Cannons and Candy Draw Families to Church Outreach
Easter egg hunts. It's like the saying goes, "If you've seen one, you've seen them all."
Then again, for those who haven't been to the First Assembly of God (Dwight Dozier, lead pastor) Easter candy hunt in Great Bend, Kansas, they may have a new experience in store.
Dale MacKinney, the children's pastor at First AG, and his wife, Sarah, have taken the family fun of an Easter egg hunt to a whole new level -- that includes a little bit of church, a whole lot of candy, and not one, but two cannons!
MacKinney, who has been the children's pastor for the past eight years, explains that they started out doing the community event about seven years ago at the high school football field, scattering 35,000 eggs for kids, 6th grade and under, to gather.
But inspired by a comment from a church member who thought a candy catapult would be a cool addition, another church member, Aaron Apley, offered the idea of building a candy cannon. MacKinney took him up on the suggestion and Apley came through with a 9-foot long, 6-inch diameter air cannon, welded to a pair of iron wagon wheels, giving it an authentic cannon appearance.
"We tested the cannon by shooting cantaloupe," MacKinney says. "At full pressure, it can shoot a cantaloupe about a quarter mile!"
A few years ago, Pastor Dozier decided to move the Easter event to behind the church. Now 100,000 pieces of candy are shot a few thousand pieces at a time (at a lower velocity/pressure than the cantaloupe!) across an open field for five different age groups of children to collect. The cannon has been so successful, this year Apley built a second cannon for the event.
"We used to spend a lot of additional time and money buying and stuffing plastic eggs with candy," MacKinney says, "but now we stuff a foam ball into the cannon and pour about 2,500 pieces of [individually wrapped] candy in at a time -- it's so much easier and cheaper."
The fun and unique event annually draws roughly between 7 to 10 percent of the 18,000-member community -- and an even greater percent of parents with young children.
"The motto of our church is 'Great Bend First Assembly -- a great place to raise a family,'" MacKinney says. "And the church really does promote and prioritize ministry to families and kids and teenagers -- it really is a great place to be and a great body to be a part of."
But it's not just all about candy and cannons. MacKinney uses the event to introduce people to the church.

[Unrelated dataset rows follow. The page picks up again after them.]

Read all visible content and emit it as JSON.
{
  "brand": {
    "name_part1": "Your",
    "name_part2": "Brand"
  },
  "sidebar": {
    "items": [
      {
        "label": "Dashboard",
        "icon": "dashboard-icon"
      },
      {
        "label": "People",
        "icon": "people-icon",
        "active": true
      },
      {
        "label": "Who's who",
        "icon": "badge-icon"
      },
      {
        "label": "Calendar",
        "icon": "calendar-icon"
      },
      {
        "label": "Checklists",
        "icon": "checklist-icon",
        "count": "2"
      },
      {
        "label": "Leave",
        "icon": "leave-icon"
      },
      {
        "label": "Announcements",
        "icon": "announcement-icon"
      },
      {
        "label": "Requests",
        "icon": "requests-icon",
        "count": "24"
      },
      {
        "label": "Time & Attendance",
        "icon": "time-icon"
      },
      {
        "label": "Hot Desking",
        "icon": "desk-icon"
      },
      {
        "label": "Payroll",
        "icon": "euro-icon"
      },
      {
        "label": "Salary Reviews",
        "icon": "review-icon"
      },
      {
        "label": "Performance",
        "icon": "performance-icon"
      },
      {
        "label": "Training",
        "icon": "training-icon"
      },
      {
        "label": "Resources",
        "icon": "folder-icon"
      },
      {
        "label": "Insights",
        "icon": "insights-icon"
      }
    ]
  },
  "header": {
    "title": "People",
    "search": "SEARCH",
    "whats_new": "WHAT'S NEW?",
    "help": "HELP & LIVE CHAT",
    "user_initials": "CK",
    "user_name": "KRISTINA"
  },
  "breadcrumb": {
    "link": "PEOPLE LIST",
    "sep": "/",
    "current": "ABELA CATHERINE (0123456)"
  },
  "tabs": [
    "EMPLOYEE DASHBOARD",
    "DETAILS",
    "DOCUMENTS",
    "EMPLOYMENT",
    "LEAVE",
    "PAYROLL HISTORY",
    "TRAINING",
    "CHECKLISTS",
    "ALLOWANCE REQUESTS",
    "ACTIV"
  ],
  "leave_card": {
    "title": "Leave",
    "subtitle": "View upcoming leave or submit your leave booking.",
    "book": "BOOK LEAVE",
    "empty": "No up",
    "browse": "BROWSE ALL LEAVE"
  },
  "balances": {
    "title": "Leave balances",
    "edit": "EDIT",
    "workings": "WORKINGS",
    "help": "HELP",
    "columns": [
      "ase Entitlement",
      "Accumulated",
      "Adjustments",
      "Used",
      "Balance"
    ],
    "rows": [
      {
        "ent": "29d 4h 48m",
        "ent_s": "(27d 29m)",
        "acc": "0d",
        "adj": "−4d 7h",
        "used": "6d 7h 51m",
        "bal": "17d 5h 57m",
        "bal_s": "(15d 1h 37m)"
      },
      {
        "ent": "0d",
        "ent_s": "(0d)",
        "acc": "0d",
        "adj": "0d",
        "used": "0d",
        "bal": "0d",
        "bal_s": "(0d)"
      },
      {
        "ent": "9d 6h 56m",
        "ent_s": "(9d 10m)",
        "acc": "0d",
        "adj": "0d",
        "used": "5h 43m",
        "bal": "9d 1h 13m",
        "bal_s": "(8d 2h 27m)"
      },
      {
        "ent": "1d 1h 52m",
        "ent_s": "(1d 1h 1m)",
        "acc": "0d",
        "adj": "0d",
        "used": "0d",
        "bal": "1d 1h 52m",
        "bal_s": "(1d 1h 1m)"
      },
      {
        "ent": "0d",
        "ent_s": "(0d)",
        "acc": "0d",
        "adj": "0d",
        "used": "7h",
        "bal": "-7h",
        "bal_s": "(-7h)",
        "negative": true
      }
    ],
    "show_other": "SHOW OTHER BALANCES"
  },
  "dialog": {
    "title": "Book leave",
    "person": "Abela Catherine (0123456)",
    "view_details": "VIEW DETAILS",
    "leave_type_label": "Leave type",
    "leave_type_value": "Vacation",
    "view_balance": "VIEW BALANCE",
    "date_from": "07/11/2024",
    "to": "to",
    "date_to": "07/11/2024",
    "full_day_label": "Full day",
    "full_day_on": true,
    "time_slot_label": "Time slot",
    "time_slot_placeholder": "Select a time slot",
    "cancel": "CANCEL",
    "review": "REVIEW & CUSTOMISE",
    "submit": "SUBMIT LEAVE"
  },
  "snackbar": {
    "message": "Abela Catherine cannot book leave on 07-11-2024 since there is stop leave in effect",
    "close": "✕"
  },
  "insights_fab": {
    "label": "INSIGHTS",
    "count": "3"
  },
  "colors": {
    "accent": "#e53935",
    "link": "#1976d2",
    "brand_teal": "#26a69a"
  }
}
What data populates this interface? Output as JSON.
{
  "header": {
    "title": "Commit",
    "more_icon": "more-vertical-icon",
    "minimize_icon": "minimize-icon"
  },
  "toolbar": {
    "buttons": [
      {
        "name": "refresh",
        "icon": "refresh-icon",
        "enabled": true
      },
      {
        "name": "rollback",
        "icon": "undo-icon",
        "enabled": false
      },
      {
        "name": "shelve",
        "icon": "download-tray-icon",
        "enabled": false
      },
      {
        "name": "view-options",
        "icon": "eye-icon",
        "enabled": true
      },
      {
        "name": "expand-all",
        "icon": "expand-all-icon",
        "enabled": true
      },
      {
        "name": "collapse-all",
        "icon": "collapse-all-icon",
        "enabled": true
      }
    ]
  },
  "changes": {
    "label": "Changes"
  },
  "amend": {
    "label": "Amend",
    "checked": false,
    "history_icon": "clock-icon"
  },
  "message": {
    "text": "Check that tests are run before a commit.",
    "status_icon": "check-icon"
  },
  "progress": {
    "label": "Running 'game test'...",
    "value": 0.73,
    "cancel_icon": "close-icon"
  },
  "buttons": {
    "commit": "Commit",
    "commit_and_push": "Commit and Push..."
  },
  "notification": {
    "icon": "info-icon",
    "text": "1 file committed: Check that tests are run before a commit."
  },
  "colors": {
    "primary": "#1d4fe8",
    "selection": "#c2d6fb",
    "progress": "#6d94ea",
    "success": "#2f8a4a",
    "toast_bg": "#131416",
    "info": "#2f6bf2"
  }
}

"For those guests who want to register for prizes that are given away in addition to the candy, the registration path takes people through the church facilities," MacKinney says. "They walk through the church, through the gym, by the new youth room, back through the gym to the main sanctuary where Sarah, my wife, leads kids in games, some dynamic songs, and prize giveaways.
"We have a kids worship team, the Jam Squad," explains Sarah, "and we perform a bunch of different songs, do games with the kids, give away prizes, and keep them entertained for the hour before the candy giveaway begins. We sing songs by Toby Mac, Mercy Me -- everything we do is Christian, sharing the gospel, without being too 'in your face.'"
Sarah says that the kids, nearly without exception, participate -- doing the actions of the songs, jumping around, and singing along, "They just have a great time," she says.
This year, the church gave away about 45 different smaller prizes during the event, and then something unexpected occurred. Each year, the church gives away a "main prize," which happened to be a Nintendo 2DS gaming system. A young boy, who is well known in the community for his heroic battle with cancer, ended up having his name randomly selected to win the main prize.
"Everyone knew who he was," Sarah says, "and when he won, everyone cheered!"
"That was pretty cool," agrees Dale.
Dale MacKinney says that the Easter event and other outreaches the church is involved in throughout the year may not result in "instantaneous" growth for First Assembly, which averages about 400 to 450 a week, but he believes that outreaches help break the ice for the future.
Sarah can attest to the impact. "For weeks after the event at church, kids and families will stop me in a store and say, 'Hey, I recognize you! You were at the 'thing' at the church.' And we have had some families start coming to church simply because they liked what we did."
"People who don't know God," Dale reflects, "won't come looking for Him until times get tough, but when times do get tough, we want to have a connection that person can fall back on. Maybe it's a small connection like a church Easter egg hunt or someone who helped them out during a Serve the City Saturday, but it's something for the Holy Spirit to work with."